This new book, by bishop and New Testament theologian N.T. Wright, is not about work. Not in the typical sense. Rather, it’s a book about everything, about the way God intends the world to be, and about how we all experience something short of that. Wright’s idea is that specific threads run through all lives in all cultures and times — signposts, though broken in current form, pointing to the world’s proper order. These braid through every aspect of life, including work, and give form to callings and tasks. Wright talked with Common Good in mid-September.
In the conclusion of Broken Signposts, you write about the signposts framing vocations. Can you expound on that?
When we look at these seven signposts — justice, love, spirituality, beauty, freedom, truth, power — most human beings recognize in their bones that these really matter. And when we then explore them through the lens of John’s Gospel, they emerge vocationally. It’s not only that we have a sense that these signposts matter, but that the Christian gospel equips followers of Jesus to be workers for justice, genuine explorers of spirituality, people who care about and work for freedom.
I see this as the sevenfold manifestation of the vocational call to be image-bearers, to be reflecting the image of God. Those who are followers of Jesus ought to know that their vocation is to be working at all of these, anticipating the time when God is going to put things right, when the whole place will be full of freedom and justice, love and beauty.
How does this play out for people who mainly do things seemingly unrelated to these?
The vocational idea is a sort of template that, when I preach on this, I use to tell people: You can’t do all of this yourself as an individual. And indeed, few communities can address all of these all at once. But as a wider church, these are the things we are supposed to be doing and getting on with. These signposts signal how we might launch into that, with individuals finding their specific vocations within them.
Speaking of specific vocations, where does the Monday-through-Friday kind of work fit into your framework?
I think these seven signposts give an indication that, ideally, we ought to be working toward the kind of society where more and more people can be working in ways that do feed into one or more of these. I’m thinking of care workers who are looking after people who are sick in homes and so on. That’s a tedious and difficult job, but it is part of the human project of healing and hope. And so when people can [make that connection], then their worth becomes more obviously fitted into these larger agendas.
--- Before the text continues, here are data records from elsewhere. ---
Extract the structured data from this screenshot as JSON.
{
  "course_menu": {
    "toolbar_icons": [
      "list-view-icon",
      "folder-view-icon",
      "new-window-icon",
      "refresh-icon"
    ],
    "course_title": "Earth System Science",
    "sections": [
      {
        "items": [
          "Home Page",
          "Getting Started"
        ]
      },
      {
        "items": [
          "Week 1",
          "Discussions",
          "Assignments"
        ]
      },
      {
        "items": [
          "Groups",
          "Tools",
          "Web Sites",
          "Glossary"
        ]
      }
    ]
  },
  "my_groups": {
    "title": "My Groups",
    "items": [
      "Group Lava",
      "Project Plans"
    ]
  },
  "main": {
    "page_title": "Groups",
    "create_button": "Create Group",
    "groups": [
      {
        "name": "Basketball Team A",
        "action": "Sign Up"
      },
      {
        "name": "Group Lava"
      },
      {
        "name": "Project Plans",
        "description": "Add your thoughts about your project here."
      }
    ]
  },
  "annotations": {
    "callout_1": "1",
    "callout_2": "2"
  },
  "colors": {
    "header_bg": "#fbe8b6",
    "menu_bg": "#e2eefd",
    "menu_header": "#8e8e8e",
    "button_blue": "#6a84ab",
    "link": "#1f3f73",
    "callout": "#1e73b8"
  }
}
The trouble is that sometimes the world is organized in such a way that it insists on having wheels that turn in destructive and negative ways. Some people work on the manufacture of cluster bombs, which are going to be used by malevolent dictators to oppress people. Some may have to work in those industries because there aren’t any other jobs in their location. I’m aware that not everyone has the luxury of being able to make grand gesture choices at this point. Nevertheless, one can evaluate one’s work according to the question: Is it actually helping set forward the work of God in the world?